Linking Disaster Risk Financing to Social Protection in Barbados

Social protection systems already play an essential role in poverty reduction in Barbados. There are several non-contributory social protection programmes, the largest of which is the National Assistance Programme (NAP), which provides cash assistance to approximately 6500 households. If these programmes are made more shock-responsive, they can significantly reduce the impacts of covariate shocks by facilitating rapid and predictable assistance to the most vulnerable. Predictable finance is key to making social protection systems shock-responsive. However, reactive resource mobilization has been the most common practice to finance shock responses to date. Ex-post finance resource mobilisation limits the ability of government authorities to plan and implement predictable responses to support affected households and communities. Therefore, the efficiency, cost, and overall shock-responsiveness of social protection programmes can be improved by adopting a disaster risk financing approach. This report outlines options for linking disaster risk finance instruments with social protection systems in Barbados with a particular focus on insurance as part of a broader risk-layered disaster risk financing approach. Catastrophe insurance is already used by governments in the region through the Caribbean Catastrophe Risk Insurance Facility Segregated Portfolio Company (CCRIF SPC), and there are emerging initiatives at country-level for linking potential CCRIF SPC payouts to social protection scale-ups.
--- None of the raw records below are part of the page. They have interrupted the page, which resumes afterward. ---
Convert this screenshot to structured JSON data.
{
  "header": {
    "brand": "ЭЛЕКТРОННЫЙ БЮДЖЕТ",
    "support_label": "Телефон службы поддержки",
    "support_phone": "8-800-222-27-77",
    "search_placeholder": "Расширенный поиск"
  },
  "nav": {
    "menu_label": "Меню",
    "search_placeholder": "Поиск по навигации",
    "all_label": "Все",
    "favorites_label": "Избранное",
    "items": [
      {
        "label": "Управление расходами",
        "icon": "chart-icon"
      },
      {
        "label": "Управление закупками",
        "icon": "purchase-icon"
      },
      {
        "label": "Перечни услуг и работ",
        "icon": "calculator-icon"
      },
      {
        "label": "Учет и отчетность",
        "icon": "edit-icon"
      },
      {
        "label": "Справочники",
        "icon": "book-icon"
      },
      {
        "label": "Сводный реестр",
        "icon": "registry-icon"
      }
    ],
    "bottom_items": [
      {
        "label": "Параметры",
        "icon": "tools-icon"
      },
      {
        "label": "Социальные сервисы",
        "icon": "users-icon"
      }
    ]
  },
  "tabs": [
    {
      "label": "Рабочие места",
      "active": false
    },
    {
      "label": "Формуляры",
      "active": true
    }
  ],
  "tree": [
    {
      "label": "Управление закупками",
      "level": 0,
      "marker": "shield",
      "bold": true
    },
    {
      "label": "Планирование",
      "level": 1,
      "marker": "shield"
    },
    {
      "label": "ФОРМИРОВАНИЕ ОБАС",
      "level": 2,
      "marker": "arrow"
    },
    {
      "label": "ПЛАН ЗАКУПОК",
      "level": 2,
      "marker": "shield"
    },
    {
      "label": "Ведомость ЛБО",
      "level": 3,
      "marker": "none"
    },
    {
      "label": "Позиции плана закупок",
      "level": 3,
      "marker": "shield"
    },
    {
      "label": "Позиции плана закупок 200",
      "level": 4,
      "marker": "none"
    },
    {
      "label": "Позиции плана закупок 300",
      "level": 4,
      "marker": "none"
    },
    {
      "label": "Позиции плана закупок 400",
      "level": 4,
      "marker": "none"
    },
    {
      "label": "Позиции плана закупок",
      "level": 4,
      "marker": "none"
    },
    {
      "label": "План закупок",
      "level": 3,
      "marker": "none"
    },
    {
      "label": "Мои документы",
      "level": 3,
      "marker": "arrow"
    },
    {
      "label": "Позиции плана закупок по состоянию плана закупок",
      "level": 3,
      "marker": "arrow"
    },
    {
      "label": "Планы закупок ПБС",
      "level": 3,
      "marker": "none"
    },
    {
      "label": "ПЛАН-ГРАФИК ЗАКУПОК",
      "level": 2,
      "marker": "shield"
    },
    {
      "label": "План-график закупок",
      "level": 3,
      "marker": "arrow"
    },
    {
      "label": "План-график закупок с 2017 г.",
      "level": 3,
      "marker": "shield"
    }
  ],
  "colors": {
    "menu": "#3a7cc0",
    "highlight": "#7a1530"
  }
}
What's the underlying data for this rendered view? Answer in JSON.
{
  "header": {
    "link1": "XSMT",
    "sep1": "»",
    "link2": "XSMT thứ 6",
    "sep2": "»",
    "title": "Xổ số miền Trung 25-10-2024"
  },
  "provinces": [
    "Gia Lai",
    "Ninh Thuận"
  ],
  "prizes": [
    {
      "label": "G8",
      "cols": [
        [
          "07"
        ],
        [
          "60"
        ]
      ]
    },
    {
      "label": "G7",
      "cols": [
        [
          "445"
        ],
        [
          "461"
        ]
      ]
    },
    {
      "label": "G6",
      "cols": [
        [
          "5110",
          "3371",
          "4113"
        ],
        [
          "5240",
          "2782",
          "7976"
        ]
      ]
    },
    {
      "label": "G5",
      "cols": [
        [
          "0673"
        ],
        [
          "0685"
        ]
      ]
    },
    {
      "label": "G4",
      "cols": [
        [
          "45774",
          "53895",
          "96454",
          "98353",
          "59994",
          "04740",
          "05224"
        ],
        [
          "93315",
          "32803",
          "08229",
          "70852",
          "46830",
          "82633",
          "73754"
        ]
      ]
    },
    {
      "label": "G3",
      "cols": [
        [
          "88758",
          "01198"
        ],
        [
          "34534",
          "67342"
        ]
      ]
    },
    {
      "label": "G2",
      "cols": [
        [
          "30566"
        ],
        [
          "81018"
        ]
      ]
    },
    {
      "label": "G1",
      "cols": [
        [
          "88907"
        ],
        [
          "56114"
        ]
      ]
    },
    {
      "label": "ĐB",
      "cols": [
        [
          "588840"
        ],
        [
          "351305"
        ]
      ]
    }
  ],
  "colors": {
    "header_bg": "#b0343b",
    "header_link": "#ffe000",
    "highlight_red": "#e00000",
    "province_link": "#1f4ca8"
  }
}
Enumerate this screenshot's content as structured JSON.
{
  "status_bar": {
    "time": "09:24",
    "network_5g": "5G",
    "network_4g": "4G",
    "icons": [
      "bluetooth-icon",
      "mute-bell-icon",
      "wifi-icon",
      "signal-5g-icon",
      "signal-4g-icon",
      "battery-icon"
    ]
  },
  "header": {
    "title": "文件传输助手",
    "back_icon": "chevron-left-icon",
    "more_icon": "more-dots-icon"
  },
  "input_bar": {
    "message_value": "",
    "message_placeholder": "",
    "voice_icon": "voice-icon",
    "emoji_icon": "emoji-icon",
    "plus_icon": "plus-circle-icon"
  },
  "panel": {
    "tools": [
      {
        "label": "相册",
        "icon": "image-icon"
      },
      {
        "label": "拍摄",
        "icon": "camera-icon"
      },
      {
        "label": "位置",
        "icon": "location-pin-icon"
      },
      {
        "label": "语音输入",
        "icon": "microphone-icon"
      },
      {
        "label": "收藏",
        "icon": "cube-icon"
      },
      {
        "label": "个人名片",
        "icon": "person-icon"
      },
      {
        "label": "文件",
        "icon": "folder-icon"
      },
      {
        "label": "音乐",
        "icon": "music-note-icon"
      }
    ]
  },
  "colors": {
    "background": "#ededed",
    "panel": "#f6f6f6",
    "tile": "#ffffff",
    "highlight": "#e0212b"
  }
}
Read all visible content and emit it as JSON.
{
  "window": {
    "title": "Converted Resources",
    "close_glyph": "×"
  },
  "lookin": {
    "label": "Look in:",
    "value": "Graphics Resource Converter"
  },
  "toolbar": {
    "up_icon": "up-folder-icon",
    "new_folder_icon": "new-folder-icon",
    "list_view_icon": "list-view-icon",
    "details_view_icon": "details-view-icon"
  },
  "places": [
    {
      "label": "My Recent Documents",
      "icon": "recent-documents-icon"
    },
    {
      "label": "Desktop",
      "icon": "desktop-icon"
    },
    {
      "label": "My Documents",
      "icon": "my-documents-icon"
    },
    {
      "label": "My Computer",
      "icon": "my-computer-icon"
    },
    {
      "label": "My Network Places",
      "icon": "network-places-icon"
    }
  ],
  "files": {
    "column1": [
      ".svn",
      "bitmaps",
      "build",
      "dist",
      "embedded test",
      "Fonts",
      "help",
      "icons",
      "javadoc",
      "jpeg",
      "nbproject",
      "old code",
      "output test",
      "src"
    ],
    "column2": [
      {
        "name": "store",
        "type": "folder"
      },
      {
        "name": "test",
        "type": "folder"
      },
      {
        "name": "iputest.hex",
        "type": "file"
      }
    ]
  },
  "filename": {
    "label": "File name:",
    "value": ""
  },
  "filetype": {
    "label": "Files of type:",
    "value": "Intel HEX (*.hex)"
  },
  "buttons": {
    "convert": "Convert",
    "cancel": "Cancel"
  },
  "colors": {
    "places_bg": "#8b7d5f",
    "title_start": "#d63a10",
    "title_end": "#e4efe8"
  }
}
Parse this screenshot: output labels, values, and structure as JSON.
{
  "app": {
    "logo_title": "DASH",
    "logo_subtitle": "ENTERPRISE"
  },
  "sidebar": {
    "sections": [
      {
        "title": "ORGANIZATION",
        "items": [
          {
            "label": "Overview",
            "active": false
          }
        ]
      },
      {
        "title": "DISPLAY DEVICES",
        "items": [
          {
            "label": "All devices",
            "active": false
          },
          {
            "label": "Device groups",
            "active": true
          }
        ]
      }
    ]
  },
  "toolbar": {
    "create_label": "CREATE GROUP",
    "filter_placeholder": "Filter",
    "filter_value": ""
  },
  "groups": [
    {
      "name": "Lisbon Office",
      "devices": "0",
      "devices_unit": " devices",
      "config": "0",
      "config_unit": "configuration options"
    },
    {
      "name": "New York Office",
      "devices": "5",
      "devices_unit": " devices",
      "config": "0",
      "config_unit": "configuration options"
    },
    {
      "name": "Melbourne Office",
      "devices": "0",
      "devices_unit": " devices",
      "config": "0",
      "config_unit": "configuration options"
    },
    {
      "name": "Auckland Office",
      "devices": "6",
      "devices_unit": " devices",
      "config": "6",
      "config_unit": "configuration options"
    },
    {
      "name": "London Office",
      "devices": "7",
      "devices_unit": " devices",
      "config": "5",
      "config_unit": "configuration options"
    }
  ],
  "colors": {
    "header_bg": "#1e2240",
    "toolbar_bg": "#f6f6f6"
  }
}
Building on such regional initiatives as well as on lessons learnt from the COVID-19 response in Barbados, this report provides recommendations to strengthen and institutionalize linkages between disaster risk finance and social protection to make the country’s social protection systems more shock-responsive.